Food insecurity for neighbor island residents has increased since 2018.These findings are consistent with the June SMS Poll, which reported that neighbor island residents were more likely to receive food from non-profits and to have been temporally laid off.Feeding America reports that workers in the service, leisure, and hospitality industries are at particular risk of food insecurity because of the Covid-19 response. Many people on the neighbor islands work in these industries.
The highest levels of food insecurity in Hawai‘i, among the surveyed racial/ethnic groups, were in Filipinos (35%) and Native Hawaiians (30%), while Japanese had the lowest at 9 percent.This Poll does not have data for Other Pacific Islanders, among whom, 44 percent were food insecure in 2018.It is very likely that food insecurity in this group remains extremely high and may be growing.
Income level and food insecurity were strongly related. Close to half of those making under $35,000reported food insecurity, compared to 20 percent for those making $35,000 to $99,000, and 14 percent for those making more.
Many studies report links between food insecurity and mental health concerns such as mood, anxiety, behavior, and substance disorders. People who are food insecure are also more likely to be in poor health and to experience illnesses like diabetes. These conditions put them at greater risk of hospitalization and death if infected with Covid-19.

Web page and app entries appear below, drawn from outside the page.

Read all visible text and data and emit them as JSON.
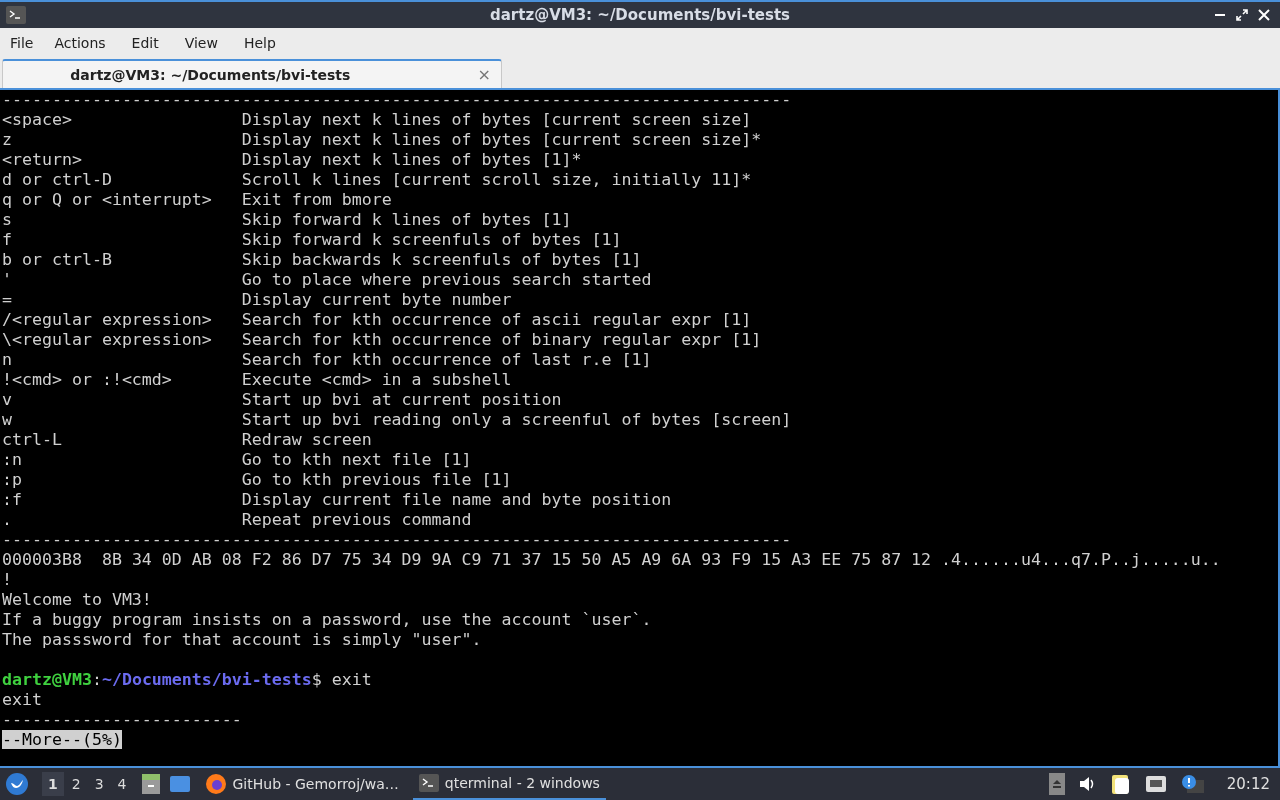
{
  "window": {
    "title": "dartz@VM3: ~/Documents/bvi-tests"
  },
  "menu": [
    "File",
    "Actions",
    "Edit",
    "View",
    "Help"
  ],
  "tabs": [
    {
      "label": "dartz@VM3: ~/Documents/bvi-tests",
      "selected": true,
      "close": "×"
    }
  ],
  "terminal": {
    "lines": [
      {
        "kind": "rule",
        "text": "-------------------------------------------------------------------------------"
      },
      {
        "kind": "help",
        "key": "<space>",
        "desc": "Display next k lines of bytes [current screen size]"
      },
      {
        "kind": "help",
        "key": "z",
        "desc": "Display next k lines of bytes [current screen size]*"
      },
      {
        "kind": "help",
        "key": "<return>",
        "desc": "Display next k lines of bytes [1]*"
      },
      {
        "kind": "help",
        "key": "d or ctrl-D",
        "desc": "Scroll k lines [current scroll size, initially 11]*"
      },
      {
        "kind": "help",
        "key": "q or Q or <interrupt>",
        "desc": "Exit from bmore"
      },
      {
        "kind": "help",
        "key": "s",
        "desc": "Skip forward k lines of bytes [1]"
      },
      {
        "kind": "help",
        "key": "f",
        "desc": "Skip forward k screenfuls of bytes [1]"
      },
      {
        "kind": "help",
        "key": "b or ctrl-B",
        "desc": "Skip backwards k screenfuls of bytes [1]"
      },
      {
        "kind": "help",
        "key": "'",
        "desc": "Go to place where previous search started"
      },
      {
        "kind": "help",
        "key": "=",
        "desc": "Display current byte number"
      },
      {
        "kind": "help",
        "key": "/<regular expression>",
        "desc": "Search for kth occurrence of ascii regular expr [1]"
      },
      {
        "kind": "help",
        "key": "\\<regular expression>",
        "desc": "Search for kth occurrence of binary regular expr [1]"
      },
      {
        "kind": "help",
        "key": "n",
        "desc": "Search for kth occurrence of last r.e [1]"
      },
      {
        "kind": "help",
        "key": "!<cmd> or :!<cmd>",
        "desc": "Execute <cmd> in a subshell"
      },
      {
        "kind": "help",
        "key": "v",
        "desc": "Start up bvi at current position"
      },
      {
        "kind": "help",
        "key": "w",
        "desc": "Start up bvi reading only a screenful of bytes [screen]"
      },
      {
        "kind": "help",
        "key": "ctrl-L",
        "desc": "Redraw screen"
      },
      {
        "kind": "help",
        "key": ":n",
        "desc": "Go to kth next file [1]"
      },
      {
        "kind": "help",
        "key": ":p",
        "desc": "Go to kth previous file [1]"
      },
      {
        "kind": "help",
        "key": ":f",
        "desc": "Display current file name and byte position"
      },
      {
        "kind": "help",
        "key": ".",
        "desc": "Repeat previous command"
      },
      {
        "kind": "rule",
        "text": "-------------------------------------------------------------------------------"
      },
      {
        "kind": "hex",
        "address": "000003B8",
        "bytes": "8B 34 0D AB 08 F2 86 D7 75 34 D9 9A C9 71 37 15 50 A5 A9 6A 93 F9 15 A3 EE 75 87 12",
        "ascii": ".4......u4...q7.P..j.....u.."
      },
      {
        "kind": "text",
        "text": "!"
      },
      {
        "kind": "text",
        "text": "Welcome to VM3!"
      },
      {
        "kind": "text",
        "text": "If a buggy program insists on a password, use the account `user`."
      },
      {
        "kind": "text",
        "text": "The passsword for that account is simply \"user\"."
      },
      {
        "kind": "blank"
      },
      {
        "kind": "prompt",
        "user": "dartz@VM3",
        "sep": ":",
        "path": "~/Documents/bvi-tests",
        "command": "$ exit"
      },
      {
        "kind": "text",
        "text": "exit"
      },
      {
        "kind": "rule",
        "text": "------------------------"
      },
      {
        "kind": "more",
        "text": "--More--(5%)"
      }
    ]
  },
  "taskbar": {
    "workspaces": [
      {
        "label": "1",
        "selected": true
      },
      {
        "label": "2",
        "selected": false
      },
      {
        "label": "3",
        "selected": false
      },
      {
        "label": "4",
        "selected": false
      }
    ],
    "tasks": [
      {
        "kind": "browser",
        "label": "GitHub - Gemorroj/wa…",
        "selected": false
      },
      {
        "kind": "terminal",
        "label": "qterminal - 2 windows",
        "selected": true
      }
    ],
    "clock": "20:12"
  }
}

The SMS Community Pulse Survey was conducted from July 31 to August 8, 2020 statewide through a panel of Hawai‘i residents. A total of 404 surveys were completed. A probability sample of this size would have a sampling error estimate of +/-5 percentage points at the 95 percent confidence level. Data were balanced to reflect the adult population of the state using the 2018 U.S Census data. For more information please contact Faith Sereno Rex at 808-440-0702 or [email protected]. This article was written by Catherine M. Pirkle and Tetine L. Sentell at the Office of Public Health Studies of the University of Hawaiʻi at Mānoa.
"YMCA of Honolulu is grateful to the SMS team for its outstanding work in helping us better understand the communities we serve and with our strategic planning. It is a pleasure to work with their knowledgeable staff."
— Larry H. Bush, President & CEO
YMCA of Honolulu